With the ever-increasing interest in the sport of ultrarunning has come an explosion of prospective entrants for certain races. This popularity has race directors resorting to lotteries, wait lists and other measures, in some cases just short of asking entrants for their firstborn for entry into their events.
After pushing the entrant numbers as high as possible to accommodate demand within the constraints of permits or the pressure to preserve the runner experience, race directors have gotten creative. Some races like Hardrock have elaborate sub-categories of lotteries to try to find fairness and meet their objectives for the field. Western States 100, the race with 8,000 or so applications for 200 lottery spots, is implementing a new approach in which lottery losers with more than two “losing” years get exponentially increasing odds (its called the ‘n minus one’ provision, and if you figure out how it actually works, please let me know).
The smartest minds in our sport are tackling this issue with the objective of black and white entry rules and “transparency.” And they are failing miserably.
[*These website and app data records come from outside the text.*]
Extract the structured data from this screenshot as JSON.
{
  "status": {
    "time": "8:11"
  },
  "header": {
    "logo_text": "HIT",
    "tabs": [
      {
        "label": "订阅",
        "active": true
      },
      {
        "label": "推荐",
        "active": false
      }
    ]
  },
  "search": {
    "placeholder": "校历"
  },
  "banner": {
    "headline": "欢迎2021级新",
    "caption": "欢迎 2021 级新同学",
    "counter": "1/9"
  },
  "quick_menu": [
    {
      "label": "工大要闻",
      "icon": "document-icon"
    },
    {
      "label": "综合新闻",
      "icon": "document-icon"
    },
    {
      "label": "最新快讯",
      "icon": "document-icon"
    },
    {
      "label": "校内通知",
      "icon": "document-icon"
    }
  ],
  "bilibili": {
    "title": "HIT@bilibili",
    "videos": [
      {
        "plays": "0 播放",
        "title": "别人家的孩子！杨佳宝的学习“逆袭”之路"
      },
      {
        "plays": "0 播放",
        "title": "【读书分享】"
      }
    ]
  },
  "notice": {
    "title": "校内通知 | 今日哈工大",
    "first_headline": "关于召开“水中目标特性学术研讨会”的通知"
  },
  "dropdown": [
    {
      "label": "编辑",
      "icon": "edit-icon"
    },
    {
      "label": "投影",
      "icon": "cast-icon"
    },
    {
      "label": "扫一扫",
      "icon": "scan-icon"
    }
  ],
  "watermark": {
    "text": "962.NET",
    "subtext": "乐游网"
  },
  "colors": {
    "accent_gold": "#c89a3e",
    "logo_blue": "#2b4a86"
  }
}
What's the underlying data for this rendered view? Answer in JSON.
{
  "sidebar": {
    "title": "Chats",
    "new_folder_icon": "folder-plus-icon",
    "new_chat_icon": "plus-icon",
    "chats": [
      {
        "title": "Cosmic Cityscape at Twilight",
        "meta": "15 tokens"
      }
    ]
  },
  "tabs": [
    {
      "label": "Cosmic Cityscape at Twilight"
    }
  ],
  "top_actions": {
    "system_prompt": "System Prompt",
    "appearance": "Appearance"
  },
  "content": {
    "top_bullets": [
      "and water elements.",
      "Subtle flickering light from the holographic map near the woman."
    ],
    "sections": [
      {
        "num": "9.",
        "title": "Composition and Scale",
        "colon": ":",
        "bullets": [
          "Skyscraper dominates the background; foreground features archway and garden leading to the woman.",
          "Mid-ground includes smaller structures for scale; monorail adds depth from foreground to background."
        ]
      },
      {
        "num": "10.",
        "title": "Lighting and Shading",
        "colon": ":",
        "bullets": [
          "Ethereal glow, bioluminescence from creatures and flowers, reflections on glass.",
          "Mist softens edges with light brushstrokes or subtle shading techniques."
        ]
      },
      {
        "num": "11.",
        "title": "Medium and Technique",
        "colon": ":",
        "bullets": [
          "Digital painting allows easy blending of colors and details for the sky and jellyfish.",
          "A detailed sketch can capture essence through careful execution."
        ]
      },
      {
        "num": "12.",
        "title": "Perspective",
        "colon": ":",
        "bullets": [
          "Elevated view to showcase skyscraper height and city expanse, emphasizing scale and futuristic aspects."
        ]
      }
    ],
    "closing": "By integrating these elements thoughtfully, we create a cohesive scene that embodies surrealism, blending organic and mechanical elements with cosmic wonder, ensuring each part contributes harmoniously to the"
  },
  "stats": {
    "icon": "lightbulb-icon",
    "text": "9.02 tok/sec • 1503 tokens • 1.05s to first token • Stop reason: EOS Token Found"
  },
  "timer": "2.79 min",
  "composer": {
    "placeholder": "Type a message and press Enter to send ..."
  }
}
But it’s not their fault, bringing a level of order and fairness to the process of entrant selection that satisfies everyone’s desires is an impossible task.
What I see mostly now are just online lotteries held on date X, and then the inevitable waiting list.
But there’s a lot that goes on behind the scenes of an ultra race. A lot is asked of the family and friends who assist the race director in the task of staging races and appreciation needs to be shown to those who help to make an event what it is. Sometimes this appreciation comes in the form of a simple thank you or a plaque commemorating service, some may receive a small stipend for their efforts. But in many cases others are guaranteed an entry spot into the event itself. That seems fair to me.
Some races allow a certain number of spots to previous winners, podium placers and top 10 runners in their events, as well as spots to winners of other races, and some high-profile runners may be granted a free pass. A few other spots are also sometimes granted to a number of foreign runners requesting entry. And then there are just special friends of the event or director.
Race directors who navigate these choppy waters the best are truly talented individuals who have great judgment and common sense to do the right thing. You know it when you see it, and of course it’s obvious when it is lacking.
Sometimes you make a wait list, even “high up” on the wait list, but then you get inexplicably passed by someone well beneath you, and there doesn’t seem to be justice. Sometimes immensely qualified and worthy individuals in the ultra community do not get into big races, while newbies may slide right in.
There’s just no way to make everyone happy. I hear from disgruntled acquaintances and friends from time to time about their disenchantment with the process of selection. Race directors sometimes make decisions that aren’t understood, especially by those on the outside looking in.
No matter what you think your status is, you may find yourself on the outside looking in. It’s happened to me, life goes on and there are other events. Things happen and we can’t always be privy to the reasons why. None of us wants to be excluded from something of interest we’d like to do or to seemingly be discriminated against or looked over. But should you find yourself on the short end of the stick, you can look inside and find a positive in the situation, like any good ultrarunner does every time they lace up and race. With all of the ultras out there, you can go to a plan B for racing at that time of the year. And that could lead you down a path of entirely new experiences and meeting wonderful new people at a race or event you never would have done. With all the great trails out there and people doing epic runs outside the context of a race, maybe an FKT awaits you now.
Even in the early years of Western States, when it seemed relatively easy to gain entry into the race, I had a couple of back-to-back years when I didn’t get in, and I didn’t like it one bit. Of course they had the two-time loser rule in effect so at least I and others were assured of a spot the third time around. And in those two years I had some of the most fun I’ve ever had running other races and trails in June, plus crewing and pacing my lifelong friends at the big dance.
So if you find yourself not only having to produce a qualifying time in a particular race as well as subjecting yourself to a lottery, a service requirement, a wait list, etc., and possibly the granting of a date with your significant other to the RD just to run the race, and you STILL don’t get in, then suck it up. It’s just the cost of doing business in this current era of ultrarunning.
Or you can start a race of your own that guarantees your entry. It’s not as if we have enough events on the circuit, what with all of the demand for entries. Western States, Wasatch, Hardrock, Bear 100 and others have lotteries, mandates or hoops we have to jump through for entry, but there are tougher things in life, get over it. I’m wanting in! And I wanna be wined and dined by Halle Berry, but that ain’t happening either.